Delgado‑Enciso, I., Paz‑Garcia, J., Rodriguez‑Hernandez, A., Madrigal‑Perez, V.M., Cabrera‑Licona, A., Garcia‑Rivera, A. ... Paz‑Michel, B. (2018). A promising novel formulation for articular cartilage regeneration: Preclinical evaluation of a treatment that produces SOX9 overexpression in human synovial fluid cells.
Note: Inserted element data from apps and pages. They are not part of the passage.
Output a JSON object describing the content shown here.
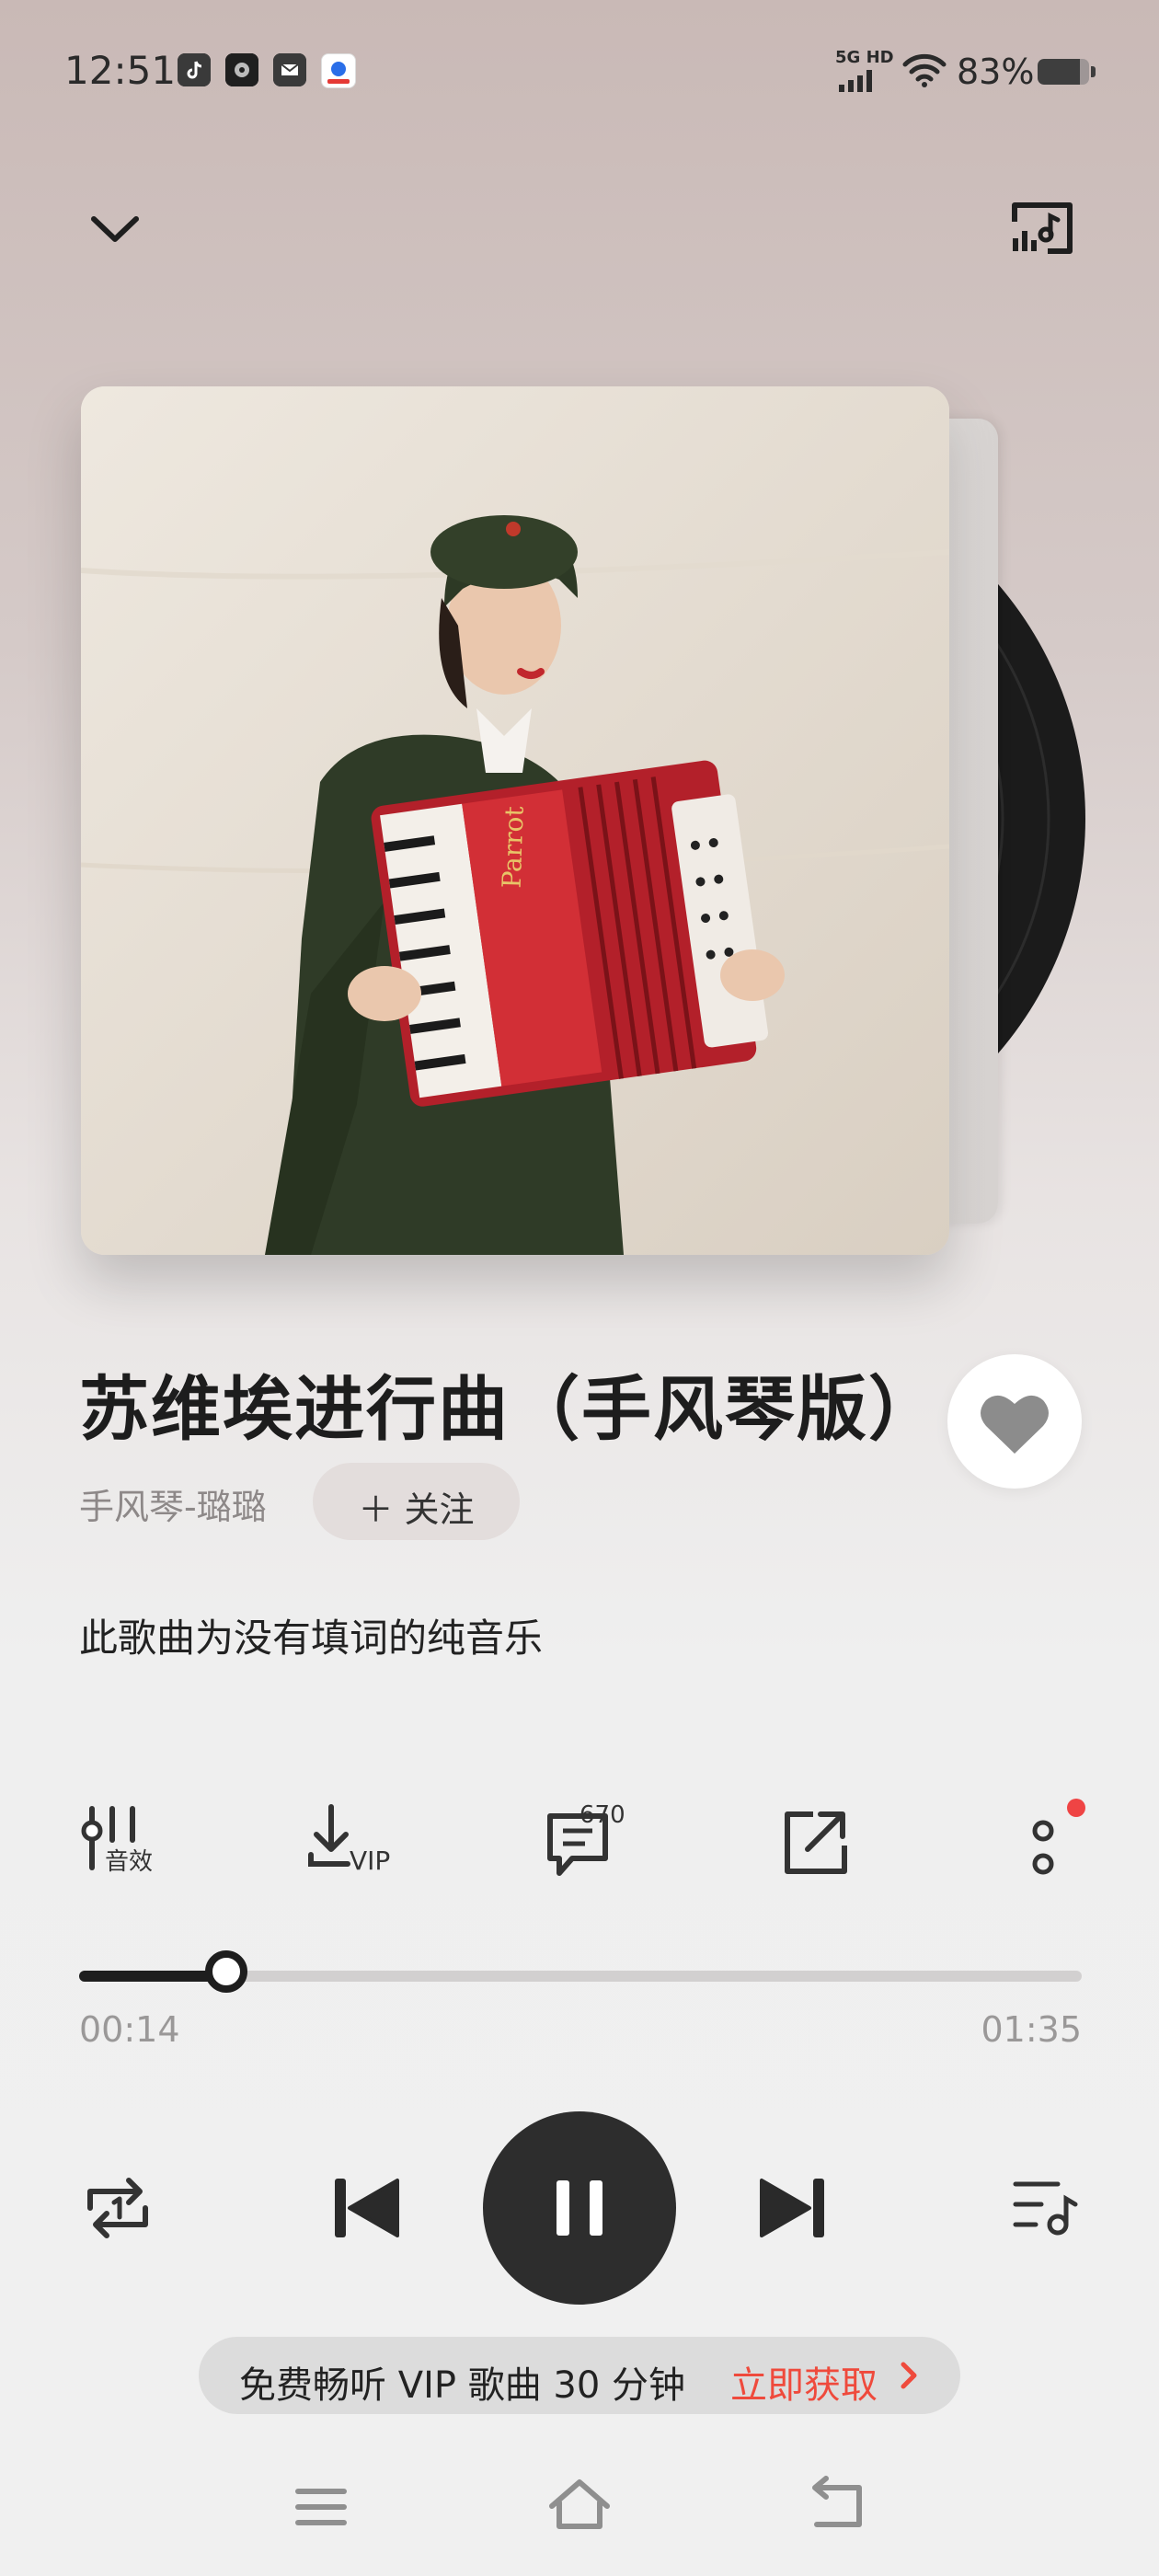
{
  "status_bar": {
    "time": "12:51",
    "network": "5G HD",
    "battery_percent": "83%",
    "battery_level": 0.83,
    "app_icons": [
      "tiktok-icon",
      "app-icon",
      "mail-icon",
      "baidu-icon"
    ]
  },
  "header": {
    "collapse_icon": "chevron-down-icon",
    "cast_icon": "cast-music-icon"
  },
  "song": {
    "title": "苏维埃进行曲（手风琴版）",
    "artist": "手风琴-璐璐",
    "follow_label": "＋ 关注",
    "lyrics_note": "此歌曲为没有填词的纯音乐",
    "liked": false
  },
  "actions": {
    "sound_effect_label": "音效",
    "download_label": "VIP",
    "comment_count": "670",
    "share_icon": "share-icon",
    "more_icon": "more-vertical-icon",
    "more_has_badge": true
  },
  "progress": {
    "elapsed": "00:14",
    "total": "01:35",
    "fraction": 0.147
  },
  "controls": {
    "mode_icon": "repeat-one-icon",
    "prev_icon": "skip-previous-icon",
    "play_state_icon": "pause-icon",
    "next_icon": "skip-next-icon",
    "playlist_icon": "playlist-icon"
  },
  "vip_banner": {
    "text": "免费畅听 VIP 歌曲 30 分钟",
    "action": "立即获取"
  },
  "nav_bar": {
    "menu_icon": "menu-icon",
    "home_icon": "home-icon",
    "back_icon": "back-icon"
  },
  "colors": {
    "accent_red": "#ef4a3c",
    "dark": "#1e1e1e",
    "play_button": "#2d2d2d"
  }
}
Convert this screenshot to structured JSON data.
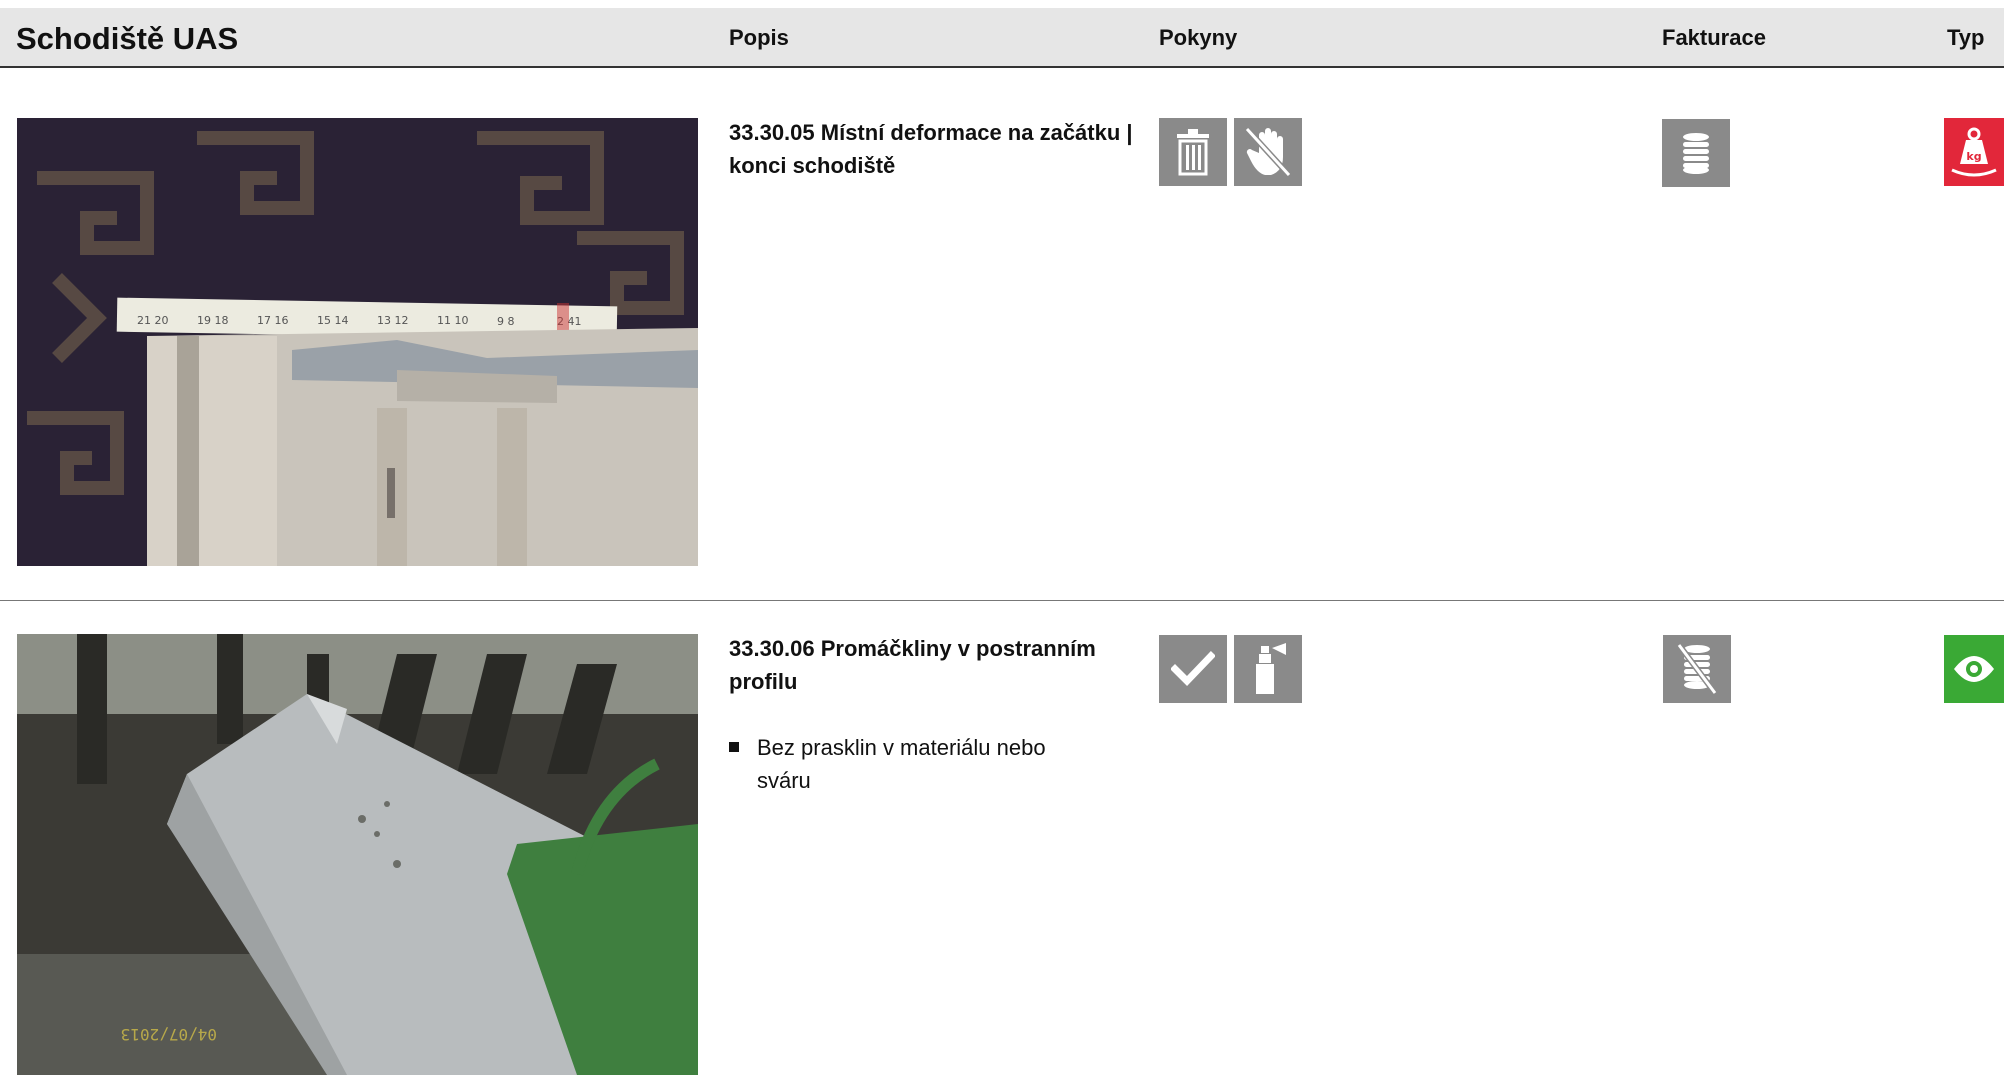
{
  "header": {
    "title": "Schodiště UAS",
    "col_popis": "Popis",
    "col_pokyny": "Pokyny",
    "col_fakturace": "Fakturace",
    "col_typ": "Typ"
  },
  "items": [
    {
      "title": "33.30.05 Místní deformace na začátku | konci schodiště",
      "bullets": [],
      "pokyny_icons": [
        "trash-icon",
        "no-touch-icon"
      ],
      "fakturace_icon": "billing-coins-icon",
      "typ_icon": "weight-kg-icon",
      "typ_label": "kg",
      "typ_color": "#e2273a"
    },
    {
      "title": "33.30.06 Promáčkliny v postranním profilu",
      "bullets": [
        "Bez prasklin v materiálu nebo sváru"
      ],
      "pokyny_icons": [
        "check-icon",
        "spray-icon"
      ],
      "fakturace_icon": "no-billing-icon",
      "typ_icon": "eye-icon",
      "typ_color": "#3aa935"
    }
  ],
  "photo2_timestamp": "04/07/2013",
  "colors": {
    "icon_gray": "#8a8a8a",
    "header_bg": "#e6e6e6"
  }
}
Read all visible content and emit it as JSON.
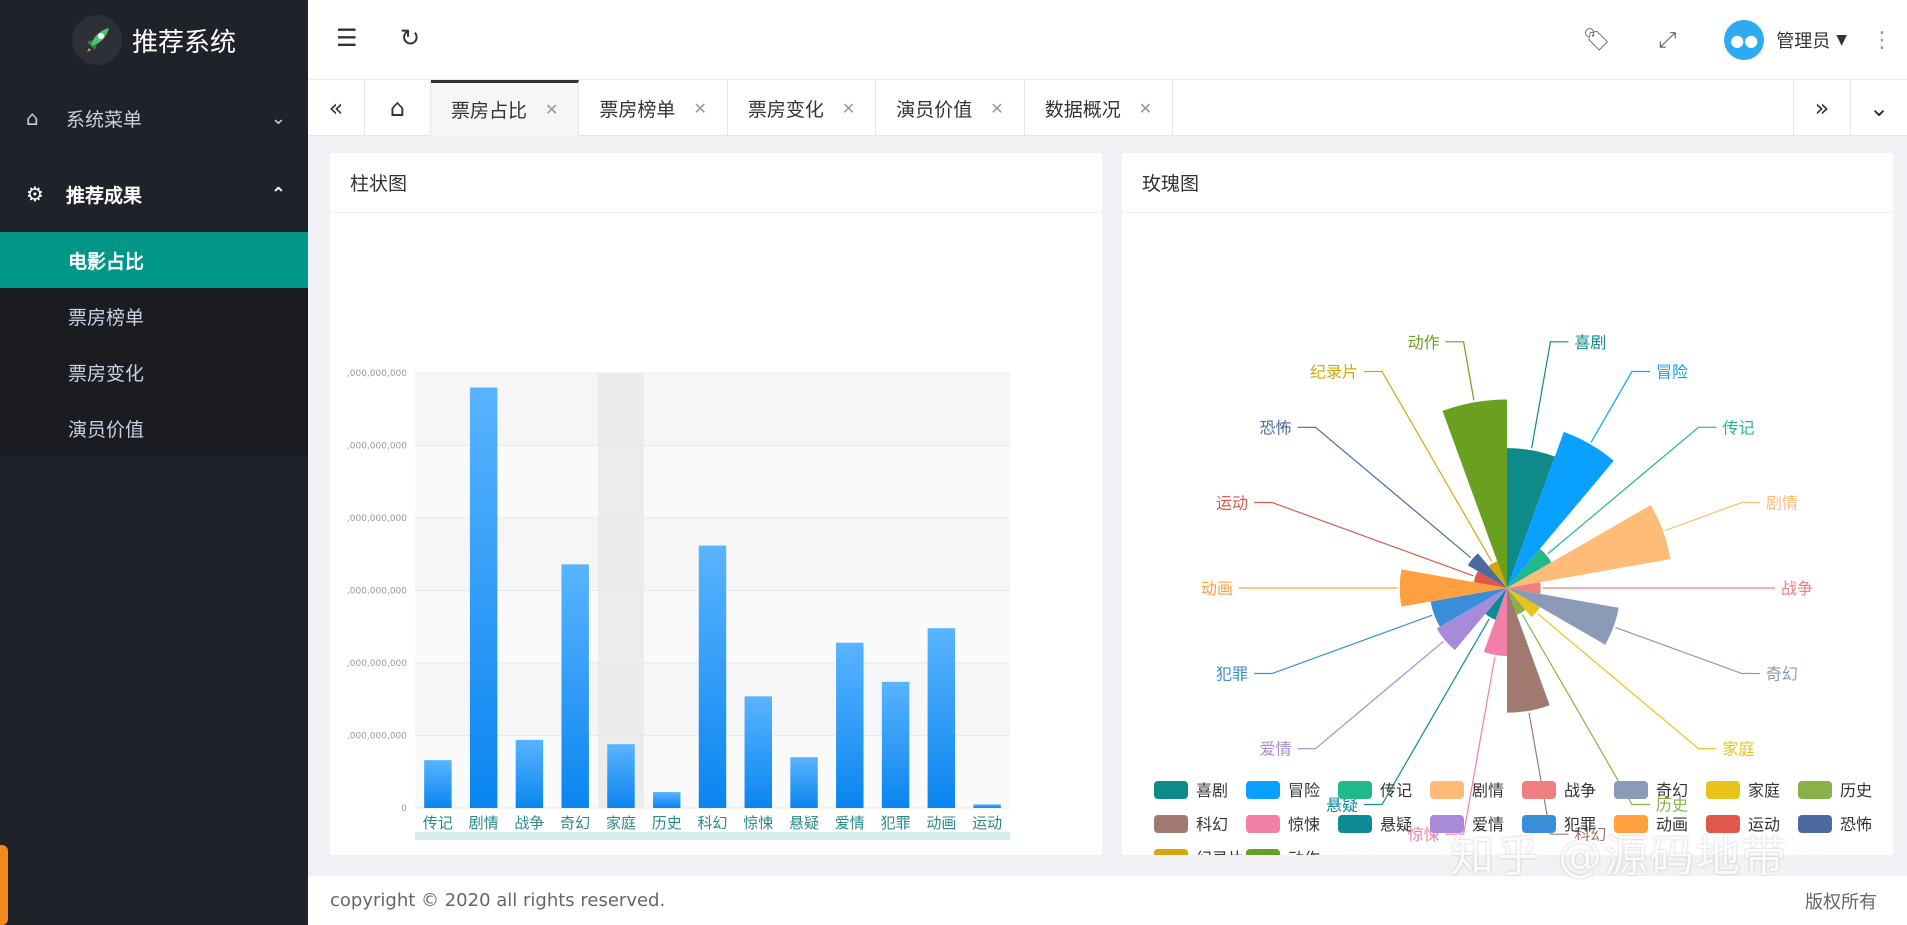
{
  "app": {
    "title": "推荐系统"
  },
  "sidebar": {
    "groups": [
      {
        "label": "系统菜单",
        "icon": "home-icon",
        "expanded": false
      },
      {
        "label": "推荐成果",
        "icon": "gear-icon",
        "expanded": true,
        "items": [
          {
            "label": "电影占比",
            "active": true
          },
          {
            "label": "票房榜单"
          },
          {
            "label": "票房变化"
          },
          {
            "label": "演员价值"
          }
        ]
      }
    ]
  },
  "header": {
    "user": "管理员"
  },
  "tabs": [
    {
      "label": "票房占比",
      "active": true
    },
    {
      "label": "票房榜单"
    },
    {
      "label": "票房变化"
    },
    {
      "label": "演员价值"
    },
    {
      "label": "数据概况"
    }
  ],
  "cards": {
    "bar_title": "柱状图",
    "rose_title": "玫瑰图"
  },
  "footer": {
    "copyright": "copyright © 2020 all rights reserved.",
    "rights": "版权所有"
  },
  "watermark": "知乎 @源码地带",
  "colors": {
    "accent": "#009688",
    "sidebar": "#20222a",
    "bar": "#1e90ff"
  },
  "chart_data": [
    {
      "type": "bar",
      "title": "柱状图",
      "categories": [
        "传记",
        "剧情",
        "战争",
        "奇幻",
        "家庭",
        "历史",
        "科幻",
        "惊悚",
        "悬疑",
        "爱情",
        "犯罪",
        "动画",
        "运动"
      ],
      "values": [
        3300000000,
        29000000000,
        4700000000,
        16800000000,
        4400000000,
        1100000000,
        18100000000,
        7700000000,
        3500000000,
        11400000000,
        8700000000,
        12400000000,
        250000000
      ],
      "ylim": [
        0,
        30000000000
      ],
      "yticks": [
        "0",
        ",000,000,000",
        ",000,000,000",
        ",000,000,000",
        ",000,000,000",
        ",000,000,000",
        ",000,000,000"
      ],
      "highlight_index": 4,
      "grid": true
    },
    {
      "type": "pie",
      "rose": true,
      "title": "玫瑰图",
      "legend_position": "bottom",
      "categories": [
        "喜剧",
        "冒险",
        "传记",
        "剧情",
        "战争",
        "奇幻",
        "家庭",
        "历史",
        "科幻",
        "惊悚",
        "悬疑",
        "爱情",
        "犯罪",
        "动画",
        "运动",
        "恐怖",
        "纪录片",
        "动作"
      ],
      "values": [
        70,
        100,
        8,
        100,
        3,
        45,
        4,
        2,
        55,
        15,
        3,
        22,
        20,
        40,
        3,
        6,
        2,
        130
      ],
      "colors": [
        "#0e8a8a",
        "#0aa0ff",
        "#22b98a",
        "#ffbb78",
        "#f08080",
        "#8a9bb8",
        "#e8c41a",
        "#8ab04a",
        "#a07a6e",
        "#f27fa8",
        "#0e8a96",
        "#a78ad8",
        "#3a8ed8",
        "#ffa040",
        "#e0584a",
        "#4a6aa0",
        "#d4a80a",
        "#6aa020"
      ]
    }
  ]
}
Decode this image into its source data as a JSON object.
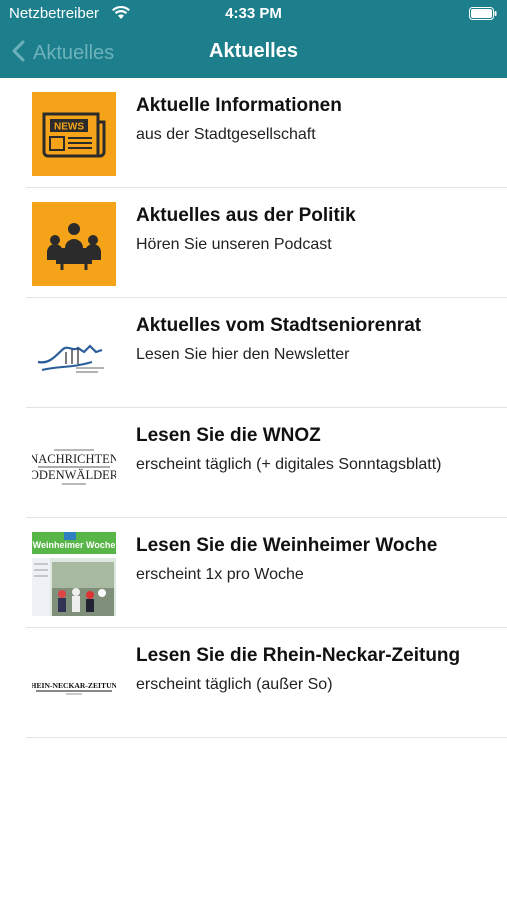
{
  "status_bar": {
    "carrier": "Netzbetreiber",
    "time": "4:33 PM"
  },
  "nav": {
    "back_label": "Aktuelles",
    "title": "Aktuelles"
  },
  "colors": {
    "nav_background": "#1d7f8c",
    "icon_orange": "#f5a419"
  },
  "items": [
    {
      "title": "Aktuelle Informationen",
      "subtitle": "aus der Stadtgesellschaft",
      "icon": "newspaper-icon"
    },
    {
      "title": "Aktuelles aus der Politik",
      "subtitle": "Hören Sie unseren Podcast",
      "icon": "meeting-icon"
    },
    {
      "title": "Aktuelles vom Stadtseniorenrat",
      "subtitle": "Lesen Sie hier den Newsletter",
      "icon": "stadtseniorenrat-logo"
    },
    {
      "title": "Lesen Sie die WNOZ",
      "subtitle": "erscheint täglich (+ digitales Sonntagsblatt)",
      "icon": "wnoz-logo"
    },
    {
      "title": "Lesen Sie die Weinheimer Woche",
      "subtitle": "erscheint 1x pro Woche",
      "icon": "weinheimer-woche-cover"
    },
    {
      "title": "Lesen Sie die Rhein-Neckar-Zeitung",
      "subtitle": "erscheint täglich (außer So)",
      "icon": "rnz-logo"
    }
  ],
  "logos": {
    "newspaper_word": "NEWS",
    "wnoz_line1": "NACHRICHTEN",
    "wnoz_line2": "ODENWÄLDER",
    "weinheimer_woche": "Weinheimer Woche",
    "rnz": "RHEIN-NECKAR-ZEITUNG"
  }
}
Molecular Medicine Reports, 17, 3503-3510.
Delgado‑Enciso, I., Paz‑Garcia, J., Rodriguez‑Hernandez, A., Madrigal‑Perez, V. M., Cabrera‑Licona, A., Garcia‑Rivera, A., Soriano‑Hernandez, A. D., Cortes‑Bazan, J. L., Galvan‑Salazar, H. R., Valtierra‑Alvarez, J., Guzman‑Esquivel, J., Rodriguez‑Sanchez, I. P., Martinez‑Fierro, M. L., Paz‑Michel, B."A promising novel formulation for articular cartilage regeneration: Preclinical evaluation of a treatment that produces SOX9 overexpression in human synovial fluid cells". Molecular Medicine Reports 17.3 (2018): 3503-3510.
Delgado‑Enciso, I., Paz‑Garcia, J., Rodriguez‑Hernandez, A., Madrigal‑Perez, V. M., Cabrera‑Licona, A., Garcia‑Rivera, A., Soriano‑Hernandez, A. D., Cortes‑Bazan, J. L., Galvan‑Salazar, H. R., Valtierra‑Alvarez, J., Guzman‑Esquivel, J., Rodriguez‑Sanchez, I. P., Martinez‑Fierro, M. L., Paz‑Michel, B."A promising novel formulation for articular cartilage regeneration: Preclinical evaluation of a treatment that produces SOX9 overexpression in human synovial fluid cells". Molecular Medicine Reports 17, no. 3 (2018): 3503-3510.